Music Seen as Instrument for Stimulating Brain Areas

By JANE E. ALLEN  The Associated Press Fort Worth Star-Telegram               November 22, 1998

LOS ANGELES — Rhythm, melody and harmony stimulate several areas of the brain, suggesting that music could be used to help repair everything from damaged speech to damaged creations, researchers say. Classical music training may also enlarge parts of the brain, researchers said recently at the Society for Neuroscience annual meeting.

Scientists have long wanted to know how the brain responds to sound and rhythm, how musical studies affect brain wiring and how the brains of the musically talented differ from those of the nonmusical. “Undeniably, there is a biology of music,” said Dr. Mark Jude Tramo, a neurobiologist at Harvard University Medical School. “Music is biologically part of human life, as music is artistically a part of human life.” Dr. Gotffried Schlaug of Beth Israel Deaconess Medical Center in Boston reported that the cerebellum is larger in classically trained male musicians than in men who don’t play a musical instrument.

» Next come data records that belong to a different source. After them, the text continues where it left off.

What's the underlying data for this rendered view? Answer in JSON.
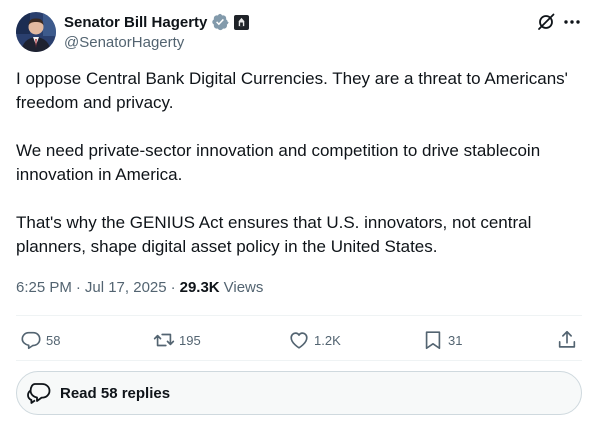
{
  "author": {
    "display_name": "Senator Bill Hagerty",
    "handle": "@SenatorHagerty"
  },
  "post": {
    "paragraphs": [
      "I oppose Central Bank Digital Currencies. They are a threat to Americans' freedom and privacy.",
      "We need private-sector innovation and competition to drive stablecoin innovation in America.",
      "That's why the GENIUS Act ensures that U.S. innovators, not central planners, shape digital asset policy in the United States."
    ],
    "time": "6:25 PM",
    "date": "Jul 17, 2025",
    "views_count": "29.3K",
    "views_label": "Views",
    "separator": "·"
  },
  "actions": {
    "replies": "58",
    "reposts": "195",
    "likes": "1.2K",
    "bookmarks": "31"
  },
  "replies_button": {
    "label": "Read 58 replies"
  },
  "colors": {
    "text": "#0f1419",
    "secondary": "#536471",
    "verified_badge": "#829aab",
    "divider": "#eff3f4"
  },
  "icons": {
    "verified": "verified-badge-icon",
    "gov": "government-badge-icon",
    "grok": "grok-icon",
    "more": "more-icon",
    "reply": "reply-icon",
    "repost": "repost-icon",
    "like": "heart-icon",
    "bookmark": "bookmark-icon",
    "share": "share-icon",
    "replies": "speech-bubbles-icon"
  }
}
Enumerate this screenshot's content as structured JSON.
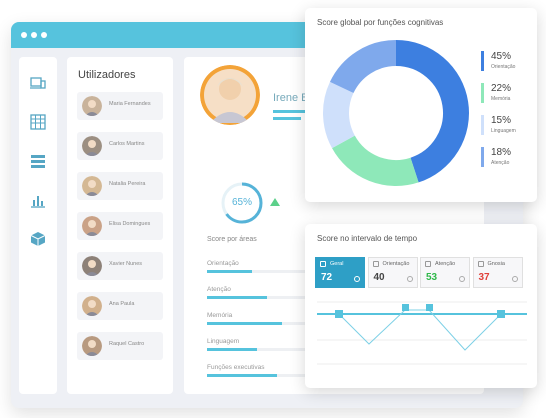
{
  "sidebar_icons": [
    "devices-icon",
    "calendar-grid-icon",
    "list-icon",
    "bar-chart-icon",
    "box-icon"
  ],
  "users": {
    "title": "Utilizadores",
    "items": [
      {
        "name": "Maria Fernandes"
      },
      {
        "name": "Carlos Martins"
      },
      {
        "name": "Natalia Pereira"
      },
      {
        "name": "Elisa Domingues"
      },
      {
        "name": "Xavier Nunes"
      },
      {
        "name": "Ana Paula"
      },
      {
        "name": "Raquel Castro"
      }
    ]
  },
  "profile": {
    "name": "Irene B",
    "score_pct": "65%",
    "score_value": 0.65,
    "areas_title": "Score por áreas",
    "areas": [
      {
        "label": "Orientação",
        "value": 0.45
      },
      {
        "label": "Atenção",
        "value": 0.6
      },
      {
        "label": "Memória",
        "value": 0.75
      },
      {
        "label": "Linguagem",
        "value": 0.5
      },
      {
        "label": "Funções executivas",
        "value": 0.7
      }
    ]
  },
  "donut": {
    "title": "Score global por funções cognitivas",
    "segments": [
      {
        "pct": "45%",
        "label": "Orientação",
        "value": 45,
        "color": "#3d7fe0"
      },
      {
        "pct": "22%",
        "label": "Memória",
        "value": 22,
        "color": "#8ee8b9"
      },
      {
        "pct": "15%",
        "label": "Linguagem",
        "value": 15,
        "color": "#cfe0fb"
      },
      {
        "pct": "18%",
        "label": "Atenção",
        "value": 18,
        "color": "#7fa9ec"
      }
    ]
  },
  "timeline": {
    "title": "Score no intervalo de tempo",
    "tiles": [
      {
        "label": "Geral",
        "value": "72",
        "color": "#ffffff",
        "active": true
      },
      {
        "label": "Orientação",
        "value": "40",
        "color": "#444444",
        "active": false
      },
      {
        "label": "Atenção",
        "value": "53",
        "color": "#2fb84a",
        "active": false
      },
      {
        "label": "Gnosia",
        "value": "37",
        "color": "#e0403a",
        "active": false
      }
    ]
  },
  "colors": {
    "accent": "#56c3dd",
    "active_tile": "#2e9fc6"
  }
}
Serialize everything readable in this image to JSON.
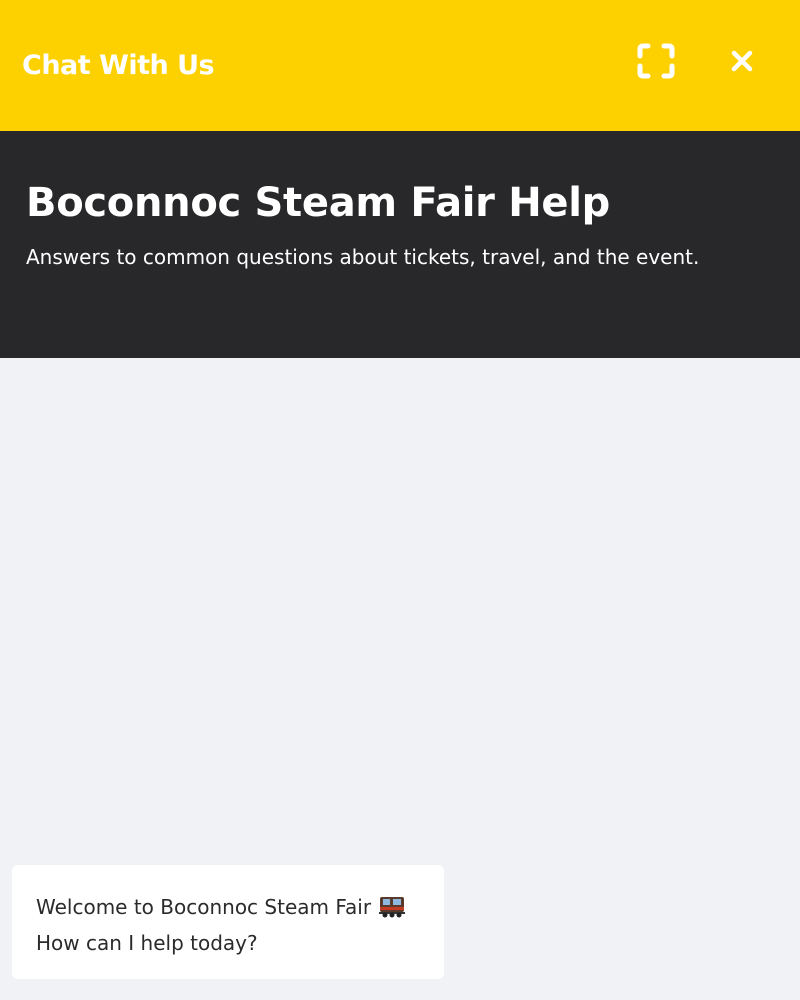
{
  "topbar": {
    "title": "Chat With Us",
    "expand_icon": "expand-icon",
    "close_icon": "close-icon",
    "color": "#fdd000"
  },
  "header": {
    "title": "Boconnoc Steam Fair Help",
    "subtitle": "Answers to common questions about tickets, travel, and the event.",
    "color": "#28282b"
  },
  "messages": [
    {
      "text_before": "Welcome to Boconnoc Steam Fair",
      "icon": "steam-train-icon",
      "text_after": "How can I help today?"
    }
  ],
  "colors": {
    "background": "#f1f2f6",
    "bubble": "#ffffff"
  }
}
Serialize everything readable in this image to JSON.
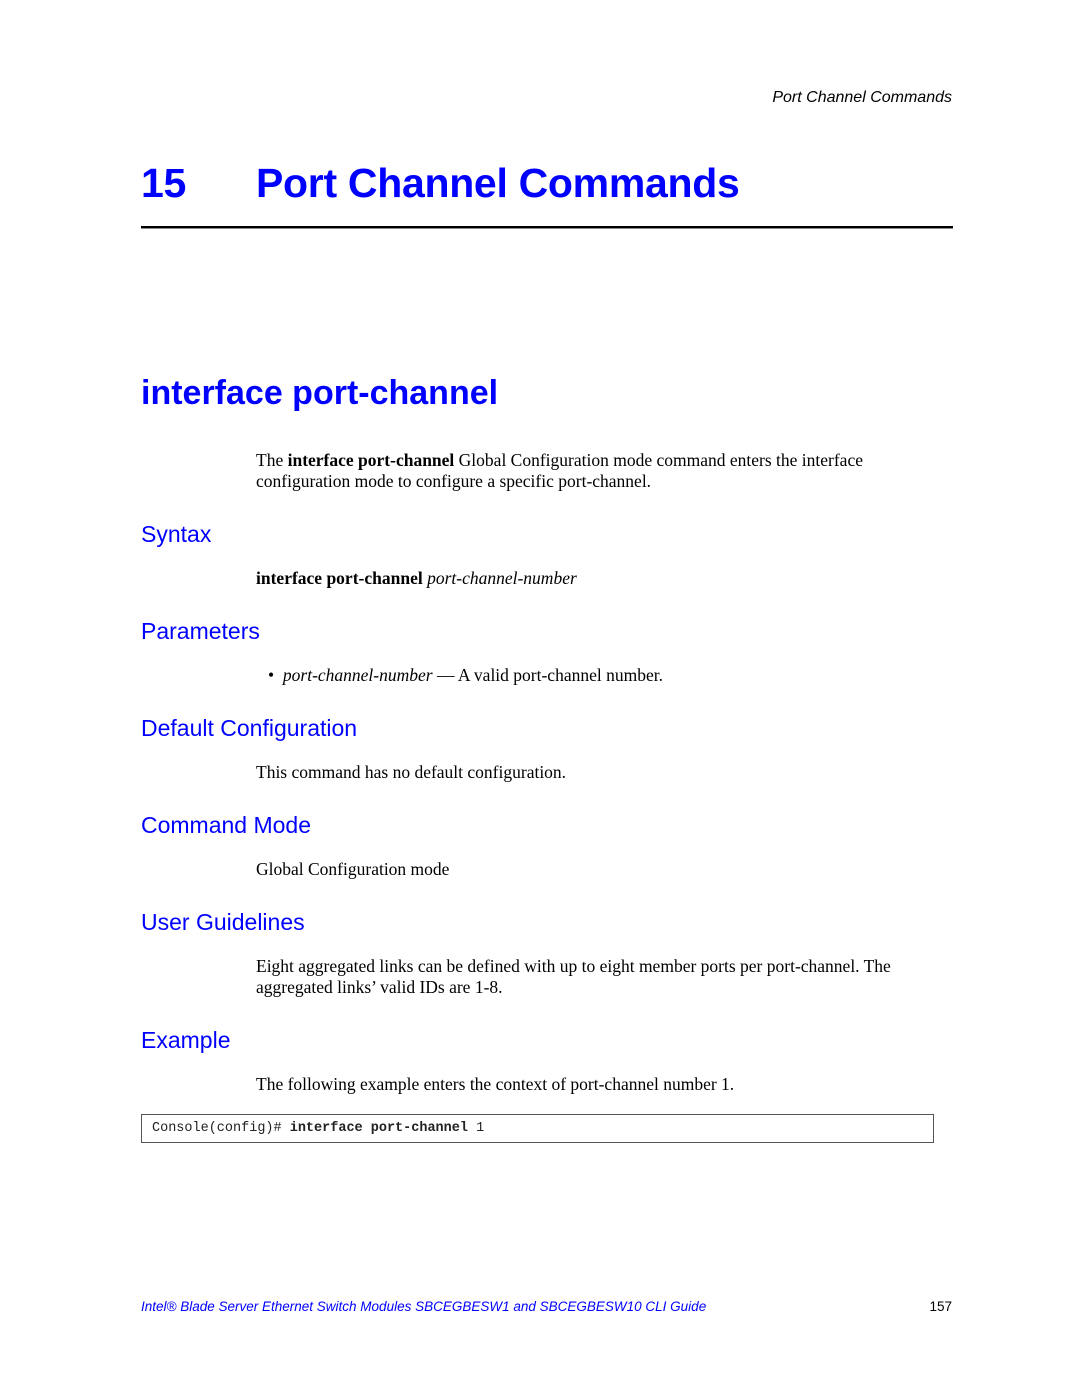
{
  "running_header": "Port Channel Commands",
  "chapter": {
    "number": "15",
    "title": "Port Channel Commands"
  },
  "section": {
    "title": "interface port-channel",
    "intro": {
      "prefix": "The ",
      "bold": "interface port-channel",
      "suffix": " Global Configuration mode command enters the interface configuration mode to configure a specific port-channel."
    }
  },
  "syntax": {
    "heading": "Syntax",
    "command_bold": "interface port-channel",
    "command_italic": "port-channel-number"
  },
  "parameters": {
    "heading": "Parameters",
    "items": [
      {
        "bullet": "•",
        "name": "port-channel-number",
        "description": " — A valid port-channel number."
      }
    ]
  },
  "default_configuration": {
    "heading": "Default Configuration",
    "text": "This command has no default configuration."
  },
  "command_mode": {
    "heading": "Command Mode",
    "text": "Global Configuration mode"
  },
  "user_guidelines": {
    "heading": "User Guidelines",
    "text": "Eight aggregated links can be defined with up to eight member ports per port-channel. The aggregated links’ valid IDs are 1-8."
  },
  "example": {
    "heading": "Example",
    "text": "The following example enters the context of port-channel number 1.",
    "code": {
      "prompt": "Console(config)# ",
      "command_bold": "interface port-channel",
      "argument": " 1"
    }
  },
  "footer": {
    "guide_title": "Intel® Blade Server Ethernet Switch Modules SBCEGBESW1 and SBCEGBESW10 CLI Guide",
    "page_number": "157"
  },
  "colors": {
    "heading_blue": "#0000ff",
    "text": "#000000"
  }
}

Schlaug and fellow researchers used magnetic resonance imaging to compare the brains of 32 right-handed musicians with 24 right-handed men who did not play instruments. They found a 5 percent difference in the volume of the cerebellum. “Finding evidence like this is sort of remarkable. The structure seems to adapt” to early years of training and practice, Schlaug said. “Musicians are not just born with these differences.” There were no similar findings in women, though only a small number were studied.

Anne Blood, a researcher in neuropsychology at the Montreal Neurological Institute and McGill University in Canada, examined emotional responses to music among those with untrained ears. Brain imaging scans showed that different regions of the brain respond to pleasant, harmonious musical sounds and to musical sounds that clash, she said. And brain regions that turned on during emotional responses to music were different from those previously observed. As the music increased in unpleasantness, an area on the right side of the brain important to emotion — the parahippocampal gyrus — became active. On the other hand, as the music increased in pleasantness, other areas on the left and right side that control emotions activated. “Some day this research will help us to understand how different types of music can help in different kinds of neurological disorders,” Blood said.

In another study, Lawrence Parsons and colleagues at the University of Texas in San Antonio found that an area on the right side of the brain interprets written musical notes and passages. This corresponds to an area in the left brain known to interpret written letters and words. Eight right-handed faculty conductors were scanned as they read and listened to the score of an unfamiliar Bach chorale. They were instructed to point out errors in rhythm, harmony or melody. “All three tasks activated both left and right brain areas,” Parsons said. All three elements also strongly activated the cerebellum — a small region of the brain responsible for posture, balance, coordination and fine motor movements.

Parsons said the understanding of links between musical language and spoken language could help in speech and language rehabilitation. Doctors already use a technique called melodic intonation therapy that teaches stroke patients to sing rather than speak what they want to convey. In some cases they can recover their speech.